**What you need to do:**
Where the records contain images, omit them, and repeat everything else word for word.

**Given information:**
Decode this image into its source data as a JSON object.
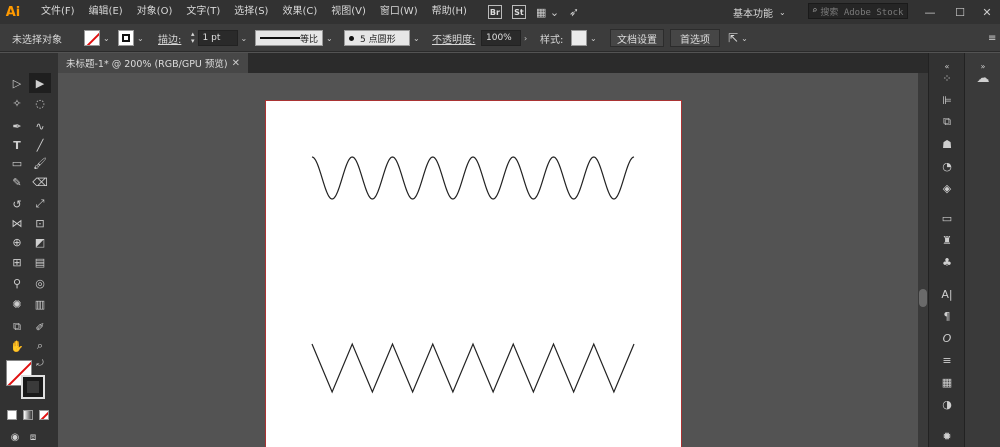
{
  "app": {
    "logo": "Ai",
    "menu": [
      "文件(F)",
      "编辑(E)",
      "对象(O)",
      "文字(T)",
      "选择(S)",
      "效果(C)",
      "视图(V)",
      "窗口(W)",
      "帮助(H)"
    ],
    "bridge_label": "Br",
    "stock_label": "St",
    "workspace": "基本功能",
    "stock_search_placeholder": "搜索 Adobe Stock",
    "win_min": "—",
    "win_max": "☐",
    "win_close": "✕"
  },
  "control": {
    "selection_state": "未选择对象",
    "stroke_label": "描边:",
    "stroke_weight": "1 pt",
    "stroke_profile": "等比",
    "brush_label": "5 点圆形",
    "opacity_label": "不透明度:",
    "opacity_value": "100%",
    "style_label": "样式:",
    "doc_setup": "文档设置",
    "preferences": "首选项"
  },
  "document": {
    "tab_title": "未标题-1* @ 200% (RGB/GPU 预览)",
    "tab_close": "✕"
  },
  "artwork": {
    "wave_color": "#222222",
    "zigzag_color": "#222222",
    "wave_cycles": 8,
    "zigzag_peaks": 8
  }
}
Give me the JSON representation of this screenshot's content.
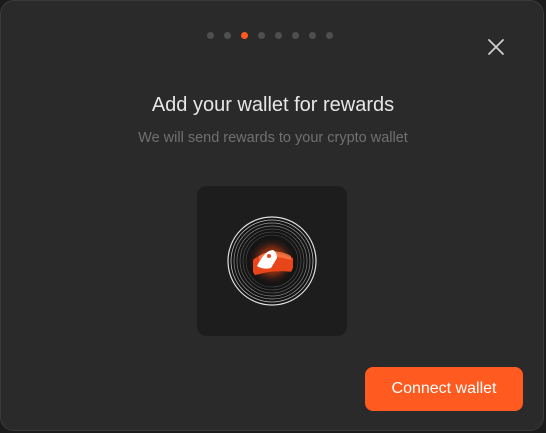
{
  "modal": {
    "title": "Add your wallet for rewards",
    "subtitle": "We will send rewards to your crypto wallet",
    "step_indicator": {
      "total_steps": 8,
      "current_step": 3
    },
    "close_icon": "close-icon",
    "illustration_icon": "crypto-coin-icon",
    "connect_button_label": "Connect wallet"
  },
  "colors": {
    "accent": "#ff5a1f",
    "modal_background": "#2a2a2a",
    "title_text": "#e6e6e6",
    "subtitle_text": "#707070",
    "inactive_dot": "#4f4f4f"
  }
}
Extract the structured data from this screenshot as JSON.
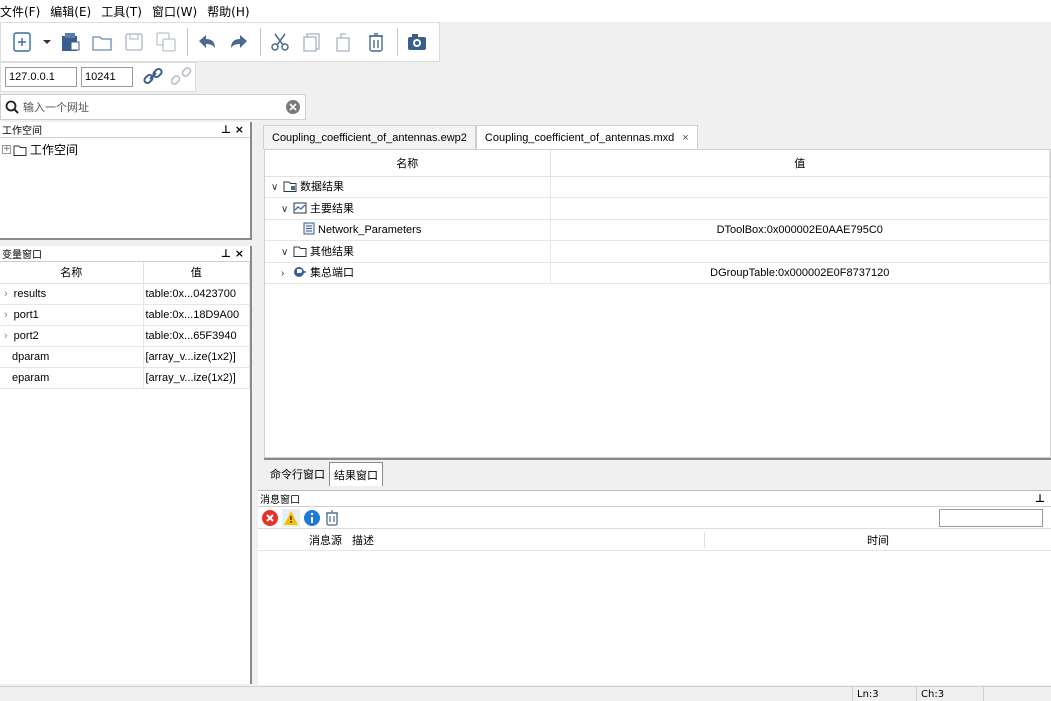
{
  "menubar": {
    "items": [
      "文件(F)",
      "编辑(E)",
      "工具(T)",
      "窗口(W)",
      "帮助(H)"
    ]
  },
  "toolbar": {
    "icons": [
      "new-file-icon",
      "dropdown-arrow-icon",
      "project-icon",
      "open-folder-icon",
      "save-icon",
      "save-all-icon",
      "undo-icon",
      "redo-icon",
      "cut-icon",
      "copy-icon",
      "paste-icon",
      "delete-icon",
      "screenshot-icon"
    ]
  },
  "connection": {
    "host": "127.0.0.1",
    "port": "10241"
  },
  "url_search": {
    "placeholder": "输入一个网址"
  },
  "workspace_panel": {
    "title": "工作空间",
    "pin": "⊥ ×",
    "tree_root": "工作空间"
  },
  "variable_panel": {
    "title": "变量窗口",
    "pin": "⊥ ×",
    "columns": [
      "名称",
      "值"
    ],
    "rows": [
      {
        "name": "results",
        "value": "table:0x...0423700",
        "expandable": true
      },
      {
        "name": "port1",
        "value": "table:0x...18D9A00",
        "expandable": true
      },
      {
        "name": "port2",
        "value": "table:0x...65F3940",
        "expandable": true
      },
      {
        "name": "dparam",
        "value": "[array_v...ize(1x2)]",
        "expandable": false
      },
      {
        "name": "eparam",
        "value": "[array_v...ize(1x2)]",
        "expandable": false
      }
    ]
  },
  "editor_tabs": [
    {
      "label": "Coupling_coefficient_of_antennas.ewp2",
      "active": false
    },
    {
      "label": "Coupling_coefficient_of_antennas.mxd",
      "active": true,
      "close": "×"
    }
  ],
  "result_table": {
    "columns": [
      "名称",
      "值"
    ],
    "rows": [
      {
        "level": 0,
        "arrow": "∨",
        "label": "数据结果",
        "value": ""
      },
      {
        "level": 1,
        "arrow": "∨",
        "label": "主要结果",
        "value": ""
      },
      {
        "level": 2,
        "arrow": "",
        "label": "Network_Parameters",
        "value": "DToolBox:0x000002E0AAE795C0"
      },
      {
        "level": 1,
        "arrow": "∨",
        "label": "其他结果",
        "value": ""
      },
      {
        "level": 1,
        "arrow": "›",
        "label": "集总端口",
        "value": "DGroupTable:0x000002E0F8737120"
      }
    ]
  },
  "bottom_tabs": [
    "命令行窗口",
    "结果窗口"
  ],
  "message_panel": {
    "title": "消息窗口",
    "pin": "⊥",
    "columns": [
      "消息源",
      "描述",
      "时间"
    ]
  },
  "statusbar": {
    "line": "Ln:3",
    "col": "Ch:3"
  },
  "colors": {
    "error": "#e5332a",
    "warning": "#f5c000",
    "info": "#1e7ad6",
    "border_dark": "#8a8a8a"
  }
}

**Solution to the exercise:**
Decode this image into its source data as a JSON object.
{
  "app": {
    "logo": "Ai",
    "menu": [
      "文件(F)",
      "编辑(E)",
      "对象(O)",
      "文字(T)",
      "选择(S)",
      "效果(C)",
      "视图(V)",
      "窗口(W)",
      "帮助(H)"
    ],
    "bridge_label": "Br",
    "stock_label": "St",
    "workspace": "基本功能",
    "stock_search_placeholder": "搜索 Adobe Stock",
    "win_min": "—",
    "win_max": "☐",
    "win_close": "✕"
  },
  "control": {
    "selection_state": "未选择对象",
    "stroke_label": "描边:",
    "stroke_weight": "1 pt",
    "stroke_profile": "等比",
    "brush_label": "5 点圆形",
    "opacity_label": "不透明度:",
    "opacity_value": "100%",
    "style_label": "样式:",
    "doc_setup": "文档设置",
    "preferences": "首选项"
  },
  "document": {
    "tab_title": "未标题-1* @ 200% (RGB/GPU 预览)",
    "tab_close": "✕"
  },
  "artwork": {
    "wave_color": "#222222",
    "zigzag_color": "#222222",
    "wave_cycles": 8,
    "zigzag_peaks": 8
  }
}
Give me the JSON representation of this screenshot's content.
{
  "modal": {
    "title": "Add your wallet for rewards",
    "subtitle": "We will send rewards to your crypto wallet",
    "step_indicator": {
      "total_steps": 8,
      "current_step": 3
    },
    "close_icon": "close-icon",
    "illustration_icon": "crypto-coin-icon",
    "connect_button_label": "Connect wallet"
  },
  "colors": {
    "accent": "#ff5a1f",
    "modal_background": "#2a2a2a",
    "title_text": "#e6e6e6",
    "subtitle_text": "#707070",
    "inactive_dot": "#4f4f4f"
  }
}
Extract the structured data from this screenshot as JSON.
{
  "menubar": {
    "items": [
      "文件(F)",
      "编辑(E)",
      "工具(T)",
      "窗口(W)",
      "帮助(H)"
    ]
  },
  "toolbar": {
    "icons": [
      "new-file-icon",
      "dropdown-arrow-icon",
      "project-icon",
      "open-folder-icon",
      "save-icon",
      "save-all-icon",
      "undo-icon",
      "redo-icon",
      "cut-icon",
      "copy-icon",
      "paste-icon",
      "delete-icon",
      "screenshot-icon"
    ]
  },
  "connection": {
    "host": "127.0.0.1",
    "port": "10241"
  },
  "url_search": {
    "placeholder": "输入一个网址"
  },
  "workspace_panel": {
    "title": "工作空间",
    "pin": "⊥ ×",
    "tree_root": "工作空间"
  },
  "variable_panel": {
    "title": "变量窗口",
    "pin": "⊥ ×",
    "columns": [
      "名称",
      "值"
    ],
    "rows": [
      {
        "name": "results",
        "value": "table:0x...0423700",
        "expandable": true
      },
      {
        "name": "port1",
        "value": "table:0x...18D9A00",
        "expandable": true
      },
      {
        "name": "port2",
        "value": "table:0x...65F3940",
        "expandable": true
      },
      {
        "name": "dparam",
        "value": "[array_v...ize(1x2)]",
        "expandable": false
      },
      {
        "name": "eparam",
        "value": "[array_v...ize(1x2)]",
        "expandable": false
      }
    ]
  },
  "editor_tabs": [
    {
      "label": "Coupling_coefficient_of_antennas.ewp2",
      "active": false
    },
    {
      "label": "Coupling_coefficient_of_antennas.mxd",
      "active": true,
      "close": "×"
    }
  ],
  "result_table": {
    "columns": [
      "名称",
      "值"
    ],
    "rows": [
      {
        "level": 0,
        "arrow": "∨",
        "label": "数据结果",
        "value": ""
      },
      {
        "level": 1,
        "arrow": "∨",
        "label": "主要结果",
        "value": ""
      },
      {
        "level": 2,
        "arrow": "",
        "label": "Network_Parameters",
        "value": "DToolBox:0x000002E0AAE795C0"
      },
      {
        "level": 1,
        "arrow": "∨",
        "label": "其他结果",
        "value": ""
      },
      {
        "level": 1,
        "arrow": "›",
        "label": "集总端口",
        "value": "DGroupTable:0x000002E0F8737120"
      }
    ]
  },
  "bottom_tabs": [
    "命令行窗口",
    "结果窗口"
  ],
  "message_panel": {
    "title": "消息窗口",
    "pin": "⊥",
    "columns": [
      "消息源",
      "描述",
      "时间"
    ]
  },
  "statusbar": {
    "line": "Ln:3",
    "col": "Ch:3"
  },
  "colors": {
    "error": "#e5332a",
    "warning": "#f5c000",
    "info": "#1e7ad6",
    "border_dark": "#8a8a8a"
  }
}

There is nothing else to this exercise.